Where a record contains a picture, omit it; otherwise reproduce the listing exactly.

== == ==

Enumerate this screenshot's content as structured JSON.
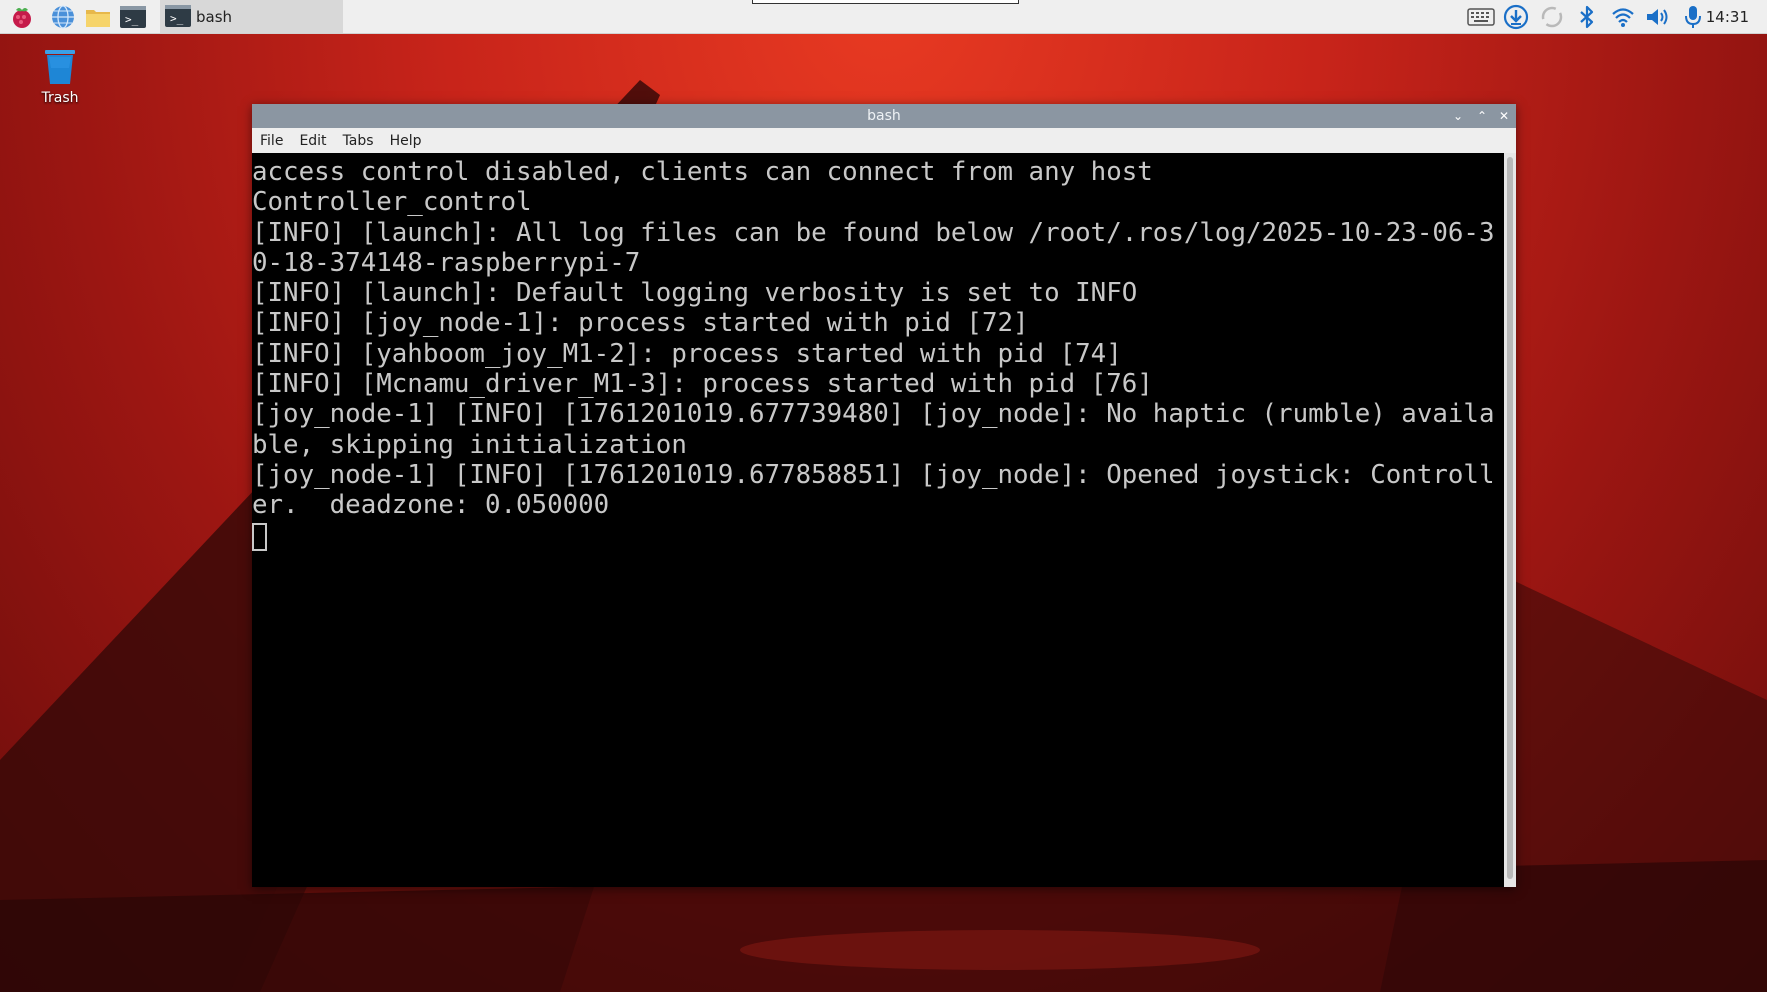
{
  "taskbar": {
    "launchers": [
      {
        "name": "raspberry-menu-icon"
      },
      {
        "name": "web-browser-icon"
      },
      {
        "name": "file-manager-icon"
      },
      {
        "name": "terminal-icon"
      }
    ],
    "task_label": "bash",
    "clock": "14:31"
  },
  "desktop": {
    "trash_label": "Trash"
  },
  "window": {
    "title": "bash",
    "menu": [
      "File",
      "Edit",
      "Tabs",
      "Help"
    ],
    "terminal_lines": [
      "access control disabled, clients can connect from any host",
      "Controller_control",
      "[INFO] [launch]: All log files can be found below /root/.ros/log/2025-10-23-06-3",
      "0-18-374148-raspberrypi-7",
      "[INFO] [launch]: Default logging verbosity is set to INFO",
      "[INFO] [joy_node-1]: process started with pid [72]",
      "[INFO] [yahboom_joy_M1-2]: process started with pid [74]",
      "[INFO] [Mcnamu_driver_M1-3]: process started with pid [76]",
      "[joy_node-1] [INFO] [1761201019.677739480] [joy_node]: No haptic (rumble) availa",
      "ble, skipping initialization",
      "[joy_node-1] [INFO] [1761201019.677858851] [joy_node]: Opened joystick: Controll",
      "er.  deadzone: 0.050000"
    ]
  },
  "colors": {
    "terminal_bg": "#000000",
    "terminal_fg": "#c8c8c8",
    "titlebar": "#8b96a2"
  }
}
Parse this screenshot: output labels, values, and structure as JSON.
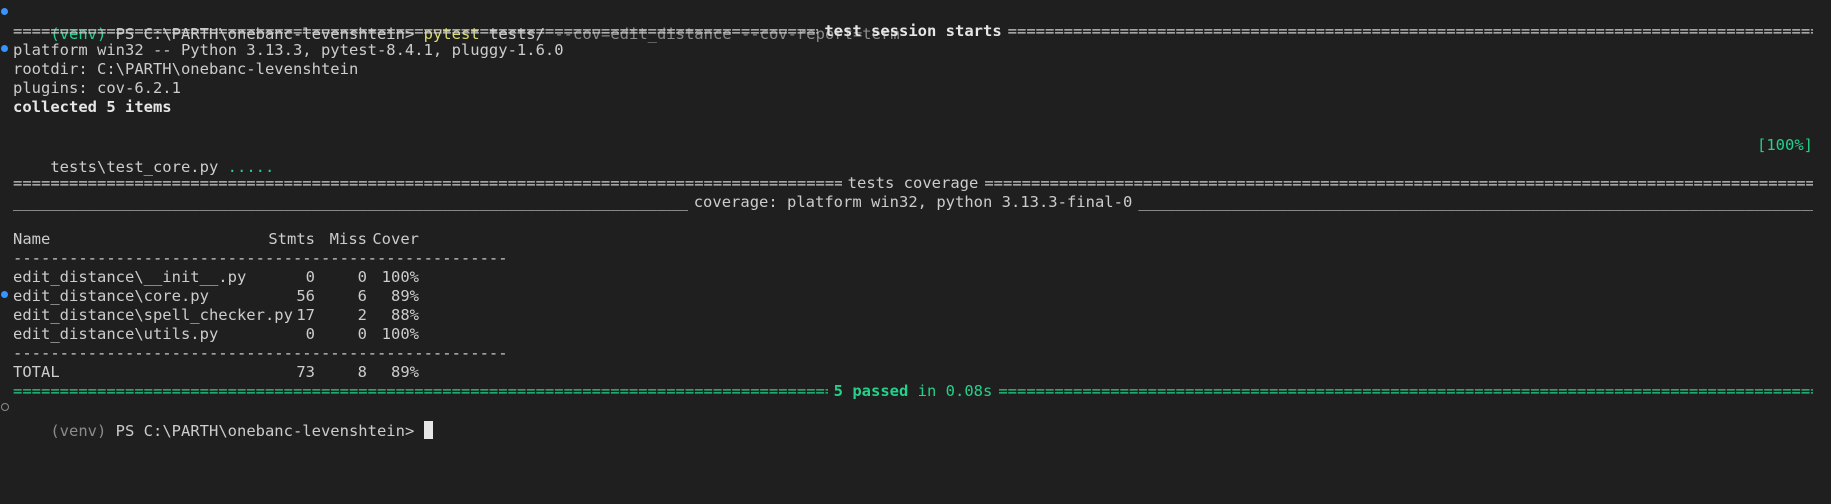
{
  "terminal": {
    "command": {
      "venv": "(venv)",
      "ps_path": "PS C:\\PARTH\\onebanc-levenshtein>",
      "cmd": "pytest",
      "arg": "tests/",
      "opts": "--cov=edit_distance --cov-report=term"
    },
    "session_header": "test session starts",
    "platform_line": "platform win32 -- Python 3.13.3, pytest-8.4.1, pluggy-1.6.0",
    "rootdir_line": "rootdir: C:\\PARTH\\onebanc-levenshtein",
    "plugins_line": "plugins: cov-6.2.1",
    "collected_line": "collected 5 items",
    "test_file": "tests\\test_core.py",
    "test_dots": ".....",
    "progress": "[100%]",
    "coverage_header": "tests coverage",
    "coverage_subheader": "coverage: platform win32, python 3.13.3-final-0",
    "coverage_table": {
      "headers": [
        "Name",
        "Stmts",
        "Miss",
        "Cover"
      ],
      "separator": "-----------------------------------------------------",
      "rows": [
        [
          "edit_distance\\__init__.py",
          "0",
          "0",
          "100%"
        ],
        [
          "edit_distance\\core.py",
          "56",
          "6",
          "89%"
        ],
        [
          "edit_distance\\spell_checker.py",
          "17",
          "2",
          "88%"
        ],
        [
          "edit_distance\\utils.py",
          "0",
          "0",
          "100%"
        ]
      ],
      "total": [
        "TOTAL",
        "73",
        "8",
        "89%"
      ]
    },
    "summary": {
      "passed": "5 passed",
      "time": "in 0.08s"
    },
    "final_prompt": {
      "venv": "(venv)",
      "ps_path": "PS C:\\PARTH\\onebanc-levenshtein>"
    }
  },
  "colors": {
    "background": "#1f1f1f",
    "text": "#cccccc",
    "green": "#23d18b",
    "yellow": "#dcdc6e",
    "dim": "#8b8b8b",
    "marker_blue": "#3794ff"
  }
}
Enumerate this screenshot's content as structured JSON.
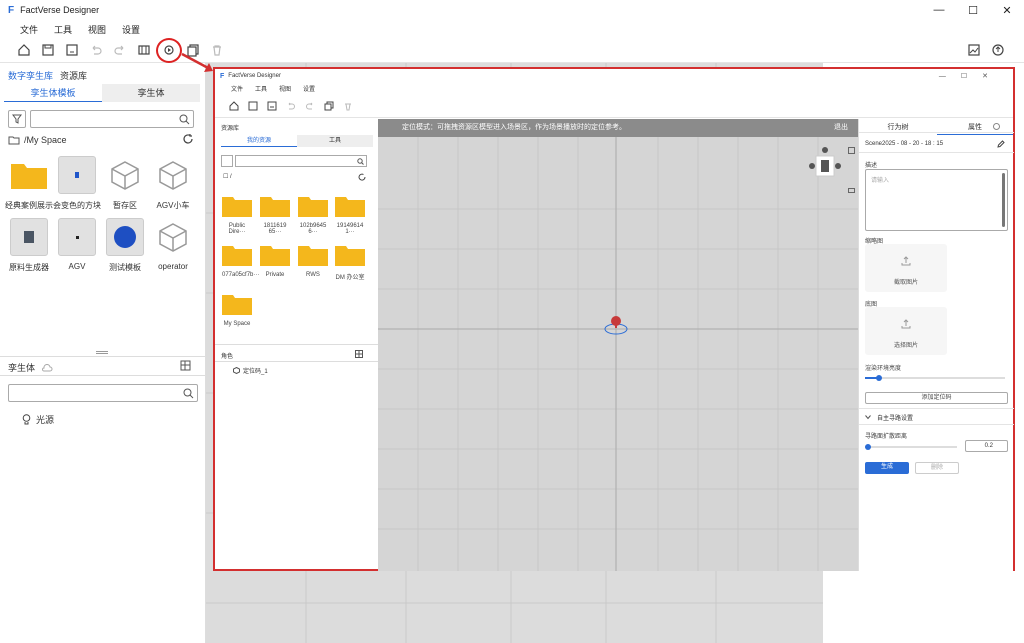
{
  "app": {
    "title": "FactVerse Designer",
    "logo": "F"
  },
  "menu": [
    "文件",
    "工具",
    "视图",
    "设置"
  ],
  "left": {
    "tabs": [
      "数字孪生库",
      "资源库"
    ],
    "subtabs": [
      "孪生体模板",
      "孪生体"
    ],
    "path": "/My Space",
    "assets": [
      {
        "label": "经典案例展示",
        "icon": "folder"
      },
      {
        "label": "会变色的方块",
        "icon": "cube-blue"
      },
      {
        "label": "暂存区",
        "icon": "box"
      },
      {
        "label": "AGV小车",
        "icon": "box"
      },
      {
        "label": "原料生成器",
        "icon": "machine"
      },
      {
        "label": "AGV",
        "icon": "agv"
      },
      {
        "label": "测试模板",
        "icon": "sphere"
      },
      {
        "label": "operator",
        "icon": "box"
      }
    ],
    "twin_section": "孪生体",
    "tree_items": [
      "光源"
    ]
  },
  "inner": {
    "title": "FactVerse Designer",
    "menu": [
      "文件",
      "工具",
      "视图",
      "设置"
    ],
    "resource_panel_title": "资源库",
    "resource_tabs": [
      "我的资源",
      "工具"
    ],
    "path": "/",
    "folders": [
      "Public Dire···",
      "1811619​65···",
      "102b9645​6···",
      "19149614​1···",
      "077a05cf7b···",
      "Private",
      "RWS",
      "DM 办公室",
      "My Space"
    ],
    "role_label": "角色",
    "role_items": [
      "定位码_1"
    ],
    "banner_text": "定位模式：可拖拽资源区模型进入场景区，作为场景播放时的定位参考。",
    "banner_exit": "退出",
    "right_tabs": [
      "行为树",
      "属性"
    ],
    "scene_name": "Scene2025 - 08 - 20 - 18 : 15",
    "desc_label": "描述",
    "desc_placeholder": "请输入",
    "thumb_label": "缩略图",
    "thumb_btn": "截取图片",
    "bottom_label": "底图",
    "bottom_btn": "选择图片",
    "render_label": "渲染环境亮度",
    "render_value": 0.1,
    "add_locator": "添加定位码",
    "nav_section": "自主寻路设置",
    "nav_label": "寻路面扩散距离",
    "nav_value": "0.2",
    "generate": "生成",
    "delete": "删除"
  },
  "colors": {
    "accent": "#2a6cd6",
    "highlight": "#d32f2f",
    "folder": "#f4b71c"
  }
}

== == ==

- [Answer space]:
Enumerate this screenshot's content as structured JSON.
{
  "taskbar": {
    "launchers": [
      {
        "name": "raspberry-menu-icon"
      },
      {
        "name": "web-browser-icon"
      },
      {
        "name": "file-manager-icon"
      },
      {
        "name": "terminal-icon"
      }
    ],
    "task_label": "bash",
    "clock": "14:31"
  },
  "desktop": {
    "trash_label": "Trash"
  },
  "window": {
    "title": "bash",
    "menu": [
      "File",
      "Edit",
      "Tabs",
      "Help"
    ],
    "terminal_lines": [
      "access control disabled, clients can connect from any host",
      "Controller_control",
      "[INFO] [launch]: All log files can be found below /root/.ros/log/2025-10-23-06-3",
      "0-18-374148-raspberrypi-7",
      "[INFO] [launch]: Default logging verbosity is set to INFO",
      "[INFO] [joy_node-1]: process started with pid [72]",
      "[INFO] [yahboom_joy_M1-2]: process started with pid [74]",
      "[INFO] [Mcnamu_driver_M1-3]: process started with pid [76]",
      "[joy_node-1] [INFO] [1761201019.677739480] [joy_node]: No haptic (rumble) availa",
      "ble, skipping initialization",
      "[joy_node-1] [INFO] [1761201019.677858851] [joy_node]: Opened joystick: Controll",
      "er.  deadzone: 0.050000"
    ]
  },
  "colors": {
    "terminal_bg": "#000000",
    "terminal_fg": "#c8c8c8",
    "titlebar": "#8b96a2"
  }
}
Parse this screenshot: output labels, values, and structure as JSON.
{
  "terminal": {
    "command": {
      "venv": "(venv)",
      "ps_path": "PS C:\\PARTH\\onebanc-levenshtein>",
      "cmd": "pytest",
      "arg": "tests/",
      "opts": "--cov=edit_distance --cov-report=term"
    },
    "session_header": "test session starts",
    "platform_line": "platform win32 -- Python 3.13.3, pytest-8.4.1, pluggy-1.6.0",
    "rootdir_line": "rootdir: C:\\PARTH\\onebanc-levenshtein",
    "plugins_line": "plugins: cov-6.2.1",
    "collected_line": "collected 5 items",
    "test_file": "tests\\test_core.py",
    "test_dots": ".....",
    "progress": "[100%]",
    "coverage_header": "tests coverage",
    "coverage_subheader": "coverage: platform win32, python 3.13.3-final-0",
    "coverage_table": {
      "headers": [
        "Name",
        "Stmts",
        "Miss",
        "Cover"
      ],
      "separator": "-----------------------------------------------------",
      "rows": [
        [
          "edit_distance\\__init__.py",
          "0",
          "0",
          "100%"
        ],
        [
          "edit_distance\\core.py",
          "56",
          "6",
          "89%"
        ],
        [
          "edit_distance\\spell_checker.py",
          "17",
          "2",
          "88%"
        ],
        [
          "edit_distance\\utils.py",
          "0",
          "0",
          "100%"
        ]
      ],
      "total": [
        "TOTAL",
        "73",
        "8",
        "89%"
      ]
    },
    "summary": {
      "passed": "5 passed",
      "time": "in 0.08s"
    },
    "final_prompt": {
      "venv": "(venv)",
      "ps_path": "PS C:\\PARTH\\onebanc-levenshtein>"
    }
  },
  "colors": {
    "background": "#1f1f1f",
    "text": "#cccccc",
    "green": "#23d18b",
    "yellow": "#dcdc6e",
    "dim": "#8b8b8b",
    "marker_blue": "#3794ff"
  }
}
Enumerate this screenshot's content as structured JSON.
{
  "app": {
    "title": "FactVerse Designer",
    "logo": "F"
  },
  "menu": [
    "文件",
    "工具",
    "视图",
    "设置"
  ],
  "left": {
    "tabs": [
      "数字孪生库",
      "资源库"
    ],
    "subtabs": [
      "孪生体模板",
      "孪生体"
    ],
    "path": "/My Space",
    "assets": [
      {
        "label": "经典案例展示",
        "icon": "folder"
      },
      {
        "label": "会变色的方块",
        "icon": "cube-blue"
      },
      {
        "label": "暂存区",
        "icon": "box"
      },
      {
        "label": "AGV小车",
        "icon": "box"
      },
      {
        "label": "原料生成器",
        "icon": "machine"
      },
      {
        "label": "AGV",
        "icon": "agv"
      },
      {
        "label": "测试模板",
        "icon": "sphere"
      },
      {
        "label": "operator",
        "icon": "box"
      }
    ],
    "twin_section": "孪生体",
    "tree_items": [
      "光源"
    ]
  },
  "inner": {
    "title": "FactVerse Designer",
    "menu": [
      "文件",
      "工具",
      "视图",
      "设置"
    ],
    "resource_panel_title": "资源库",
    "resource_tabs": [
      "我的资源",
      "工具"
    ],
    "path": "/",
    "folders": [
      "Public Dire···",
      "1811619​65···",
      "102b9645​6···",
      "19149614​1···",
      "077a05cf7b···",
      "Private",
      "RWS",
      "DM 办公室",
      "My Space"
    ],
    "role_label": "角色",
    "role_items": [
      "定位码_1"
    ],
    "banner_text": "定位模式：可拖拽资源区模型进入场景区，作为场景播放时的定位参考。",
    "banner_exit": "退出",
    "right_tabs": [
      "行为树",
      "属性"
    ],
    "scene_name": "Scene2025 - 08 - 20 - 18 : 15",
    "desc_label": "描述",
    "desc_placeholder": "请输入",
    "thumb_label": "缩略图",
    "thumb_btn": "截取图片",
    "bottom_label": "底图",
    "bottom_btn": "选择图片",
    "render_label": "渲染环境亮度",
    "render_value": 0.1,
    "add_locator": "添加定位码",
    "nav_section": "自主寻路设置",
    "nav_label": "寻路面扩散距离",
    "nav_value": "0.2",
    "generate": "生成",
    "delete": "删除"
  },
  "colors": {
    "accent": "#2a6cd6",
    "highlight": "#d32f2f",
    "folder": "#f4b71c"
  }
}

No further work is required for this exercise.